* What the exercise asks
Starting from the first line below, count every line holding the word "required", then state the total alone.

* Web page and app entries
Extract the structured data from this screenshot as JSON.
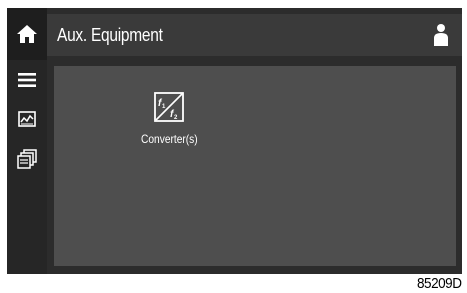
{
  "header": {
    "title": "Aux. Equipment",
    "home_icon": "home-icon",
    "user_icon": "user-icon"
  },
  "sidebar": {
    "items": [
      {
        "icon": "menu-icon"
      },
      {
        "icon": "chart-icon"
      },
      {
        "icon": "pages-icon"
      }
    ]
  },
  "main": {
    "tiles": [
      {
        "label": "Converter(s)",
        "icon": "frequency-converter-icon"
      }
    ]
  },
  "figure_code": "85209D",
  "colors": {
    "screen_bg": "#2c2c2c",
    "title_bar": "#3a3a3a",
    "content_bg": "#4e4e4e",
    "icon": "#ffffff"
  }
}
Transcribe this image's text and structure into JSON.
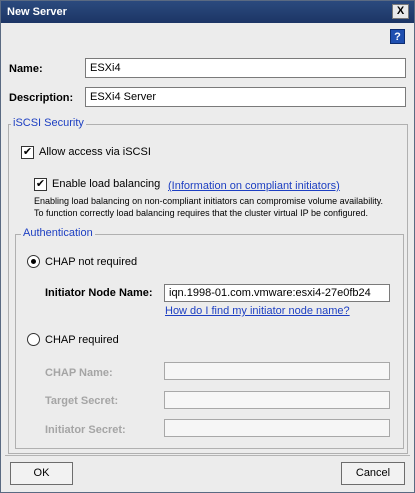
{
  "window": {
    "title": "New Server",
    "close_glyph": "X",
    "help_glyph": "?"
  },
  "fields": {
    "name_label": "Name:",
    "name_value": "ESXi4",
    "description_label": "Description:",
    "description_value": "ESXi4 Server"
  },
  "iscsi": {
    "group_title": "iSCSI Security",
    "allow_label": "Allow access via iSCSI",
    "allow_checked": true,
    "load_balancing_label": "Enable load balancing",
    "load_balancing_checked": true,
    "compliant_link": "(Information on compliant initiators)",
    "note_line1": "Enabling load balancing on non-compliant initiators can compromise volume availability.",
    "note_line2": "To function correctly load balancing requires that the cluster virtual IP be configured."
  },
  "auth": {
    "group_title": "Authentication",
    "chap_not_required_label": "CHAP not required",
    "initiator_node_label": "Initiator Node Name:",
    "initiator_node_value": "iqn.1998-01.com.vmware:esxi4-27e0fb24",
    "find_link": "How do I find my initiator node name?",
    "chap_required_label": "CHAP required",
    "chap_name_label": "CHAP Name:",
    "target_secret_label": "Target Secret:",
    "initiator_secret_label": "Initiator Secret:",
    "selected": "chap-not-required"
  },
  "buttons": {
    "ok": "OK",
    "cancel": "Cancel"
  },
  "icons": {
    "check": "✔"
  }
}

* Result
3